MATERIAL FOR THIS EXERCISE START

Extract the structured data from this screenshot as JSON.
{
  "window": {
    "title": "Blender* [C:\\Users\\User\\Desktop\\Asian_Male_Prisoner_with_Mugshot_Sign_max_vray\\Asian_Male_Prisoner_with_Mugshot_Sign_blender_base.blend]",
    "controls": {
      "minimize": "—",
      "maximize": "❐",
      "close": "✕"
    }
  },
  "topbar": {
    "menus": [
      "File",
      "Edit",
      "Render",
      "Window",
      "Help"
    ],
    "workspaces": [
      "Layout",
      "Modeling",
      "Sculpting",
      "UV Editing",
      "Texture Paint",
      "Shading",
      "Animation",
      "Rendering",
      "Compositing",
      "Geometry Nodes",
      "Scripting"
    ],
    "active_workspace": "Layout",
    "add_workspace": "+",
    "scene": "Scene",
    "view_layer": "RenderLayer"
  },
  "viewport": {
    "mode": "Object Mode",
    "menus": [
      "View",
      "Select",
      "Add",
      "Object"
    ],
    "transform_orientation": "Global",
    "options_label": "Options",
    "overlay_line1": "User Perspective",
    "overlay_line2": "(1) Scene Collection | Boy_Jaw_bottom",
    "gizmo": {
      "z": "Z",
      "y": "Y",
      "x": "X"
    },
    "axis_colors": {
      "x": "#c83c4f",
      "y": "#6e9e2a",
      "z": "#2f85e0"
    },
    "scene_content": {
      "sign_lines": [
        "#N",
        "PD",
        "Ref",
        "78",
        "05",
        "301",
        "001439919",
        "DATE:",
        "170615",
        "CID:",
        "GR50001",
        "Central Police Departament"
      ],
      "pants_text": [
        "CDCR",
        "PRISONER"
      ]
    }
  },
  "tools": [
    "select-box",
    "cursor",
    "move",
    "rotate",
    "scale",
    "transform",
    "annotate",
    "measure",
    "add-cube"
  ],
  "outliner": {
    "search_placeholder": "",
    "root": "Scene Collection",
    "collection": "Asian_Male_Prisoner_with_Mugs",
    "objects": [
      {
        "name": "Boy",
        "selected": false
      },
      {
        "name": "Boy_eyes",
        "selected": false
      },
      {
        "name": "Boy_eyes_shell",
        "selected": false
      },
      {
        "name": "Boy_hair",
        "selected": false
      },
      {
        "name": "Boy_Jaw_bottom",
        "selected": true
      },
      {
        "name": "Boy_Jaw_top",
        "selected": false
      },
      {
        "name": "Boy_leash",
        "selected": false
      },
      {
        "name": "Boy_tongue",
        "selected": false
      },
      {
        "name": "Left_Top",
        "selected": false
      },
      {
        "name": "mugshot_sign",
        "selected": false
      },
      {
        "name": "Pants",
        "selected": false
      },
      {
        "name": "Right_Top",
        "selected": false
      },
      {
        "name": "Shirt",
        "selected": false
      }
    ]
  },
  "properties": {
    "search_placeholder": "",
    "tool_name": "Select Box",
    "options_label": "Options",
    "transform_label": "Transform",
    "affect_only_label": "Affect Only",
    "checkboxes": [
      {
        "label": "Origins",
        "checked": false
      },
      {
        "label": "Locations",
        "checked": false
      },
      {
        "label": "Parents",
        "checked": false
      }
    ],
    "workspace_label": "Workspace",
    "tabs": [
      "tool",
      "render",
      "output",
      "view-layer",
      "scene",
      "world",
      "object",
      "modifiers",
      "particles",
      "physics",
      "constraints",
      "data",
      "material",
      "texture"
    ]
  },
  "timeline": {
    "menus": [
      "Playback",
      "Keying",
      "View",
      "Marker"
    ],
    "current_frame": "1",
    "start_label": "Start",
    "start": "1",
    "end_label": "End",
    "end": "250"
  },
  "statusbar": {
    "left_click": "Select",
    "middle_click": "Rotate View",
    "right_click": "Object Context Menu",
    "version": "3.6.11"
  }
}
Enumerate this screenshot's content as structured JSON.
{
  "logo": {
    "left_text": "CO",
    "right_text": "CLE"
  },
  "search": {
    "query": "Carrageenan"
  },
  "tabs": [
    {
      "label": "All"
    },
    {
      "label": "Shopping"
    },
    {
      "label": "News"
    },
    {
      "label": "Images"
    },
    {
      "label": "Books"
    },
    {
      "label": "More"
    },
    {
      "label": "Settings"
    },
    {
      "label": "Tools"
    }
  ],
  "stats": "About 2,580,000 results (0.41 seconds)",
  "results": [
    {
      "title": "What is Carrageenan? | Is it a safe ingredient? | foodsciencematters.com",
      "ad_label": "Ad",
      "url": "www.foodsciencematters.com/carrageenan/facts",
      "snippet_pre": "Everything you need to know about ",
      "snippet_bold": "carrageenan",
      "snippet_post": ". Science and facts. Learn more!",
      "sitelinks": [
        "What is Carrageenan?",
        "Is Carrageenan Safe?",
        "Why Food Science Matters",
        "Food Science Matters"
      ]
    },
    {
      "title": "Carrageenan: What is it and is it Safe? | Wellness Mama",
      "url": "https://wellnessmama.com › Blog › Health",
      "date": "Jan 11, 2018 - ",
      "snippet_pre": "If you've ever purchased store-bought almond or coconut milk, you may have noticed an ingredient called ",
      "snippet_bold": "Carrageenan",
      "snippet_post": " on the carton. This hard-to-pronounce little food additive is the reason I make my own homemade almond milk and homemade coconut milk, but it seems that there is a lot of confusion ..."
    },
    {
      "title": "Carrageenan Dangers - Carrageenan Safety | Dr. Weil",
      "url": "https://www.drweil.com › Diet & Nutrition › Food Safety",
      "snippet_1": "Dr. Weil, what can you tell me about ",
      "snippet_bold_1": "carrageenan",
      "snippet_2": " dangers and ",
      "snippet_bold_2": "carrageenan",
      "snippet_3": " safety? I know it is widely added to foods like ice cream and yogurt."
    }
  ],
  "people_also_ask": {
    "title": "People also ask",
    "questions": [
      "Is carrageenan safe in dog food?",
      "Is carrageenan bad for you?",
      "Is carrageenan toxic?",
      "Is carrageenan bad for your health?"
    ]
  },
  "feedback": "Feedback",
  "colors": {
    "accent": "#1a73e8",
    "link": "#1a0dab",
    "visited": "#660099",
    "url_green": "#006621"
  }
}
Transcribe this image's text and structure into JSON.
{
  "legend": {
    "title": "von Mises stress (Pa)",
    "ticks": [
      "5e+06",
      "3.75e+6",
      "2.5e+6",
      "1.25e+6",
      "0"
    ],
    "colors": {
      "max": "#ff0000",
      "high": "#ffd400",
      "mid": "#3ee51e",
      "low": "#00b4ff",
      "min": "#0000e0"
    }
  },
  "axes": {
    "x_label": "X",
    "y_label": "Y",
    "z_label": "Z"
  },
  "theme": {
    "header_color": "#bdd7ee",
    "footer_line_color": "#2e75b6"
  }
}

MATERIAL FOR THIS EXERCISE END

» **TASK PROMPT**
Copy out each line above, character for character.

» **ANSWER SECTION**
Extract the structured data from this screenshot as JSON.
{
  "window": {
    "title": "Blender* [C:\\Users\\User\\Desktop\\Asian_Male_Prisoner_with_Mugshot_Sign_max_vray\\Asian_Male_Prisoner_with_Mugshot_Sign_blender_base.blend]",
    "controls": {
      "minimize": "—",
      "maximize": "❐",
      "close": "✕"
    }
  },
  "topbar": {
    "menus": [
      "File",
      "Edit",
      "Render",
      "Window",
      "Help"
    ],
    "workspaces": [
      "Layout",
      "Modeling",
      "Sculpting",
      "UV Editing",
      "Texture Paint",
      "Shading",
      "Animation",
      "Rendering",
      "Compositing",
      "Geometry Nodes",
      "Scripting"
    ],
    "active_workspace": "Layout",
    "add_workspace": "+",
    "scene": "Scene",
    "view_layer": "RenderLayer"
  },
  "viewport": {
    "mode": "Object Mode",
    "menus": [
      "View",
      "Select",
      "Add",
      "Object"
    ],
    "transform_orientation": "Global",
    "options_label": "Options",
    "overlay_line1": "User Perspective",
    "overlay_line2": "(1) Scene Collection | Boy_Jaw_bottom",
    "gizmo": {
      "z": "Z",
      "y": "Y",
      "x": "X"
    },
    "axis_colors": {
      "x": "#c83c4f",
      "y": "#6e9e2a",
      "z": "#2f85e0"
    },
    "scene_content": {
      "sign_lines": [
        "#N",
        "PD",
        "Ref",
        "78",
        "05",
        "301",
        "001439919",
        "DATE:",
        "170615",
        "CID:",
        "GR50001",
        "Central Police Departament"
      ],
      "pants_text": [
        "CDCR",
        "PRISONER"
      ]
    }
  },
  "tools": [
    "select-box",
    "cursor",
    "move",
    "rotate",
    "scale",
    "transform",
    "annotate",
    "measure",
    "add-cube"
  ],
  "outliner": {
    "search_placeholder": "",
    "root": "Scene Collection",
    "collection": "Asian_Male_Prisoner_with_Mugs",
    "objects": [
      {
        "name": "Boy",
        "selected": false
      },
      {
        "name": "Boy_eyes",
        "selected": false
      },
      {
        "name": "Boy_eyes_shell",
        "selected": false
      },
      {
        "name": "Boy_hair",
        "selected": false
      },
      {
        "name": "Boy_Jaw_bottom",
        "selected": true
      },
      {
        "name": "Boy_Jaw_top",
        "selected": false
      },
      {
        "name": "Boy_leash",
        "selected": false
      },
      {
        "name": "Boy_tongue",
        "selected": false
      },
      {
        "name": "Left_Top",
        "selected": false
      },
      {
        "name": "mugshot_sign",
        "selected": false
      },
      {
        "name": "Pants",
        "selected": false
      },
      {
        "name": "Right_Top",
        "selected": false
      },
      {
        "name": "Shirt",
        "selected": false
      }
    ]
  },
  "properties": {
    "search_placeholder": "",
    "tool_name": "Select Box",
    "options_label": "Options",
    "transform_label": "Transform",
    "affect_only_label": "Affect Only",
    "checkboxes": [
      {
        "label": "Origins",
        "checked": false
      },
      {
        "label": "Locations",
        "checked": false
      },
      {
        "label": "Parents",
        "checked": false
      }
    ],
    "workspace_label": "Workspace",
    "tabs": [
      "tool",
      "render",
      "output",
      "view-layer",
      "scene",
      "world",
      "object",
      "modifiers",
      "particles",
      "physics",
      "constraints",
      "data",
      "material",
      "texture"
    ]
  },
  "timeline": {
    "menus": [
      "Playback",
      "Keying",
      "View",
      "Marker"
    ],
    "current_frame": "1",
    "start_label": "Start",
    "start": "1",
    "end_label": "End",
    "end": "250"
  },
  "statusbar": {
    "left_click": "Select",
    "middle_click": "Rotate View",
    "right_click": "Object Context Menu",
    "version": "3.6.11"
  }
}
Enumerate this screenshot's content as structured JSON.
{
  "logo": {
    "left_text": "CO",
    "right_text": "CLE"
  },
  "search": {
    "query": "Carrageenan"
  },
  "tabs": [
    {
      "label": "All"
    },
    {
      "label": "Shopping"
    },
    {
      "label": "News"
    },
    {
      "label": "Images"
    },
    {
      "label": "Books"
    },
    {
      "label": "More"
    },
    {
      "label": "Settings"
    },
    {
      "label": "Tools"
    }
  ],
  "stats": "About 2,580,000 results (0.41 seconds)",
  "results": [
    {
      "title": "What is Carrageenan? | Is it a safe ingredient? | foodsciencematters.com",
      "ad_label": "Ad",
      "url": "www.foodsciencematters.com/carrageenan/facts",
      "snippet_pre": "Everything you need to know about ",
      "snippet_bold": "carrageenan",
      "snippet_post": ". Science and facts. Learn more!",
      "sitelinks": [
        "What is Carrageenan?",
        "Is Carrageenan Safe?",
        "Why Food Science Matters",
        "Food Science Matters"
      ]
    },
    {
      "title": "Carrageenan: What is it and is it Safe? | Wellness Mama",
      "url": "https://wellnessmama.com › Blog › Health",
      "date": "Jan 11, 2018 - ",
      "snippet_pre": "If you've ever purchased store-bought almond or coconut milk, you may have noticed an ingredient called ",
      "snippet_bold": "Carrageenan",
      "snippet_post": " on the carton. This hard-to-pronounce little food additive is the reason I make my own homemade almond milk and homemade coconut milk, but it seems that there is a lot of confusion ..."
    },
    {
      "title": "Carrageenan Dangers - Carrageenan Safety | Dr. Weil",
      "url": "https://www.drweil.com › Diet & Nutrition › Food Safety",
      "snippet_1": "Dr. Weil, what can you tell me about ",
      "snippet_bold_1": "carrageenan",
      "snippet_2": " dangers and ",
      "snippet_bold_2": "carrageenan",
      "snippet_3": " safety? I know it is widely added to foods like ice cream and yogurt."
    }
  ],
  "people_also_ask": {
    "title": "People also ask",
    "questions": [
      "Is carrageenan safe in dog food?",
      "Is carrageenan bad for you?",
      "Is carrageenan toxic?",
      "Is carrageenan bad for your health?"
    ]
  },
  "feedback": "Feedback",
  "colors": {
    "accent": "#1a73e8",
    "link": "#1a0dab",
    "visited": "#660099",
    "url_green": "#006621"
  }
}
Transcribe this image's text and structure into JSON.
{
  "legend": {
    "title": "von Mises stress (Pa)",
    "ticks": [
      "5e+06",
      "3.75e+6",
      "2.5e+6",
      "1.25e+6",
      "0"
    ],
    "colors": {
      "max": "#ff0000",
      "high": "#ffd400",
      "mid": "#3ee51e",
      "low": "#00b4ff",
      "min": "#0000e0"
    }
  },
  "axes": {
    "x_label": "X",
    "y_label": "Y",
    "z_label": "Z"
  },
  "theme": {
    "header_color": "#bdd7ee",
    "footer_line_color": "#2e75b6"
  }
}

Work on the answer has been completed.